The nature of a modern Information and Communications Technology business is that it is highly competitive and to survive and prosper in this field, organisations have to think globally.
Marconi CEO Lord Simpson has pursued focus. He has built a business in the converging areas of telecommunications, software and information technology. His aim is to reap the rewards of explosive demand for broadband infrastructure. This is the electronic plumbing through which ever increasing volumes of data are pumped around the world.
One of the most important early steps for the new business has been to establish a strong presence in the US market. The Marconi business, until recently, was only widely known in the UK and Europe. Marconi has therefore made a series of acquisitions in the United States coupled with extensive advertising. The United States accounts for about half of the global communications market which is most rapidly expanding in the US. In 1999 the US based Reltec Corporation was acquired to harness new technology, particularly access to the Internet. FORE systems was also acquired for its leading edge broadband switching capability.
Marconi recognises the importance of establishing rapid growth in the US market. Through acquisition, Marconi has become one of the largest players in the global communications market. Economies of scale are important in this market - the better integrated a service that a provider can supply to its customers, the easier it is to win customer support - hence the importance of growth.

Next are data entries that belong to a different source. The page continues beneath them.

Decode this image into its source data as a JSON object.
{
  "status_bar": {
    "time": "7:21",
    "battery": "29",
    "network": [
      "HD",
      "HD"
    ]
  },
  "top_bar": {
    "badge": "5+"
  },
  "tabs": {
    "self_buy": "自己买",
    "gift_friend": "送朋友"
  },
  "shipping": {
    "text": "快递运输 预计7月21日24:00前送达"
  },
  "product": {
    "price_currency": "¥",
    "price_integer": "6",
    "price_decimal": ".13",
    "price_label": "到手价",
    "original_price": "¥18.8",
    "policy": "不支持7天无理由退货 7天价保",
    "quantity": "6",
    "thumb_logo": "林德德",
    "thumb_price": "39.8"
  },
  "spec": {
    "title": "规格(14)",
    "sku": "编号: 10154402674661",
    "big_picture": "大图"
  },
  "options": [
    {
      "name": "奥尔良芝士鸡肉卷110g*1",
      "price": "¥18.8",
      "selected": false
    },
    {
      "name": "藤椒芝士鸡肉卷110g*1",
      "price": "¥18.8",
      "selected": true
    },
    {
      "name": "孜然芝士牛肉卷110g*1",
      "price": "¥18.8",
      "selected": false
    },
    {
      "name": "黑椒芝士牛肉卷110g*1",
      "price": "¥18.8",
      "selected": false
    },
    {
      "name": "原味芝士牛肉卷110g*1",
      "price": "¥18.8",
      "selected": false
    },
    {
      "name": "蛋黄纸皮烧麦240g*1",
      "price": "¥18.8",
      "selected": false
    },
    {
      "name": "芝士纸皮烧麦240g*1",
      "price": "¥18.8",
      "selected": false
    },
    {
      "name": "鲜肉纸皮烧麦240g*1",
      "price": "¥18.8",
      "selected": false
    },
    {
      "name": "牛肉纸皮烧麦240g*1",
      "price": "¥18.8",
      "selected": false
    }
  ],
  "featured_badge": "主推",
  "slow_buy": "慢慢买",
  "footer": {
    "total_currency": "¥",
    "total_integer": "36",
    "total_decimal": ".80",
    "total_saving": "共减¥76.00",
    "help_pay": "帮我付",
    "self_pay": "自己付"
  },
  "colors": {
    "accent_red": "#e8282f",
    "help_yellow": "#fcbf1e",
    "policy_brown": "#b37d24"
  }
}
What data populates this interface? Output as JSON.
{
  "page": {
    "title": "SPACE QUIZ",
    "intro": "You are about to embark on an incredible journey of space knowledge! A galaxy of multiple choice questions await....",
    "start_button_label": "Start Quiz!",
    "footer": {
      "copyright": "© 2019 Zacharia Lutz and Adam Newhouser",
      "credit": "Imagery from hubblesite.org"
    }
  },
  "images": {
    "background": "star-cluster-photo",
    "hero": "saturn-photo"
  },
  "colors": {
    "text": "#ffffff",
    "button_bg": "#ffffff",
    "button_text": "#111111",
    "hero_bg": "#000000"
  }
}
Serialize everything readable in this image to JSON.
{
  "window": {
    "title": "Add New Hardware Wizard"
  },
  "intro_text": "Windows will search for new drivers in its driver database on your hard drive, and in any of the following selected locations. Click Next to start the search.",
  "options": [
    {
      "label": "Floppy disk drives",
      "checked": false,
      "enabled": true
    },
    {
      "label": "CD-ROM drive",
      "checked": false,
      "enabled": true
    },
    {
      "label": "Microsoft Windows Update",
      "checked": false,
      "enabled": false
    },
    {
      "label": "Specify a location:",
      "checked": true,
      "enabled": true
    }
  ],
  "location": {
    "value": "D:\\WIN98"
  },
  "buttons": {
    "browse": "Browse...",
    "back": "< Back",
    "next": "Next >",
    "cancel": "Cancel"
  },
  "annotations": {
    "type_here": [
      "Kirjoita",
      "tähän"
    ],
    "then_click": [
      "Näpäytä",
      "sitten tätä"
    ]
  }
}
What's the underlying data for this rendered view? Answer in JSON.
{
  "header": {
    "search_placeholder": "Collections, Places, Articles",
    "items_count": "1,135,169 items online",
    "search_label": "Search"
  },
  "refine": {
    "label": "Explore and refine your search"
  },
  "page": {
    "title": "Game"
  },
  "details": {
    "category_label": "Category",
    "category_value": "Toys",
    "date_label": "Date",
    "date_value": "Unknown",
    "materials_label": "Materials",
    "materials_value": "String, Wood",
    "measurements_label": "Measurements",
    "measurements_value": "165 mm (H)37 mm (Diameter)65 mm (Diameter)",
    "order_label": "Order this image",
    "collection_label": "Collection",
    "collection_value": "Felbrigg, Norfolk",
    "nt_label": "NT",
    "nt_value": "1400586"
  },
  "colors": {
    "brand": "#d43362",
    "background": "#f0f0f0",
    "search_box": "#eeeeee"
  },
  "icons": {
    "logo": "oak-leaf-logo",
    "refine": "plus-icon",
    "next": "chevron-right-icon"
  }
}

While in early 2000 Marconi had a global market capitalisation of $50bn, the largest competitor Cisco had a market capitalisation of $450 billion. Right from the start, therefore, Marconi focused on buying compatible businesses that were at the leading edge of communications technology. In a fast-moving field Marconi recognises the importance of identifying the sorts of businesses that are creating the changes that need to be incorporated under the Marconi umbrella. These initiatives have had tremendous success and saw the share price of Marconi soar from a steady £3.50 for much of the early 1990s to above £10 in early 2000. By generating increasing profits Marconi is able to focus on organic growth.